## DATASET EXTRACT:
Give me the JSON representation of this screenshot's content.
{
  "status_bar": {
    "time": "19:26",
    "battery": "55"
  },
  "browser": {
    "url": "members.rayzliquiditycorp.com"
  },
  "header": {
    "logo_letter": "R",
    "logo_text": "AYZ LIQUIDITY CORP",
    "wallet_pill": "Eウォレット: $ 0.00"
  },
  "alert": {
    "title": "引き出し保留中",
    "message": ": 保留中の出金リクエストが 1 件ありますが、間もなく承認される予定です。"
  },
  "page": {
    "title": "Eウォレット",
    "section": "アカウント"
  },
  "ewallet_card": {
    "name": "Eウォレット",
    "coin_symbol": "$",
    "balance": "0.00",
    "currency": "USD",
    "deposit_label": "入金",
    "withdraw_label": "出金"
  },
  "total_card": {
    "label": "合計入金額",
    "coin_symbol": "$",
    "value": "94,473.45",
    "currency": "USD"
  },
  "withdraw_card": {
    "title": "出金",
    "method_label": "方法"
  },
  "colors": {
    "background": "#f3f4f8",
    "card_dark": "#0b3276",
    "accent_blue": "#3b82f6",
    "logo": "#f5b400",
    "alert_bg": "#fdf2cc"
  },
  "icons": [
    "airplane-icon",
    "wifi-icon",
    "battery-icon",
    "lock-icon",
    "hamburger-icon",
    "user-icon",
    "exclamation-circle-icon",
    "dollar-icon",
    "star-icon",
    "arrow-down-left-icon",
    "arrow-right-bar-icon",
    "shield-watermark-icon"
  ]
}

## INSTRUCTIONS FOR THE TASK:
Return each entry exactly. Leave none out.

## SOLUTION TO THE EXERCISE:
Give me the JSON representation of this screenshot's content.
{
  "status_bar": {
    "time": "19:26",
    "battery": "55"
  },
  "browser": {
    "url": "members.rayzliquiditycorp.com"
  },
  "header": {
    "logo_letter": "R",
    "logo_text": "AYZ LIQUIDITY CORP",
    "wallet_pill": "Eウォレット: $ 0.00"
  },
  "alert": {
    "title": "引き出し保留中",
    "message": ": 保留中の出金リクエストが 1 件ありますが、間もなく承認される予定です。"
  },
  "page": {
    "title": "Eウォレット",
    "section": "アカウント"
  },
  "ewallet_card": {
    "name": "Eウォレット",
    "coin_symbol": "$",
    "balance": "0.00",
    "currency": "USD",
    "deposit_label": "入金",
    "withdraw_label": "出金"
  },
  "total_card": {
    "label": "合計入金額",
    "coin_symbol": "$",
    "value": "94,473.45",
    "currency": "USD"
  },
  "withdraw_card": {
    "title": "出金",
    "method_label": "方法"
  },
  "colors": {
    "background": "#f3f4f8",
    "card_dark": "#0b3276",
    "accent_blue": "#3b82f6",
    "logo": "#f5b400",
    "alert_bg": "#fdf2cc"
  },
  "icons": [
    "airplane-icon",
    "wifi-icon",
    "battery-icon",
    "lock-icon",
    "hamburger-icon",
    "user-icon",
    "exclamation-circle-icon",
    "dollar-icon",
    "star-icon",
    "arrow-down-left-icon",
    "arrow-right-bar-icon",
    "shield-watermark-icon"
  ]
}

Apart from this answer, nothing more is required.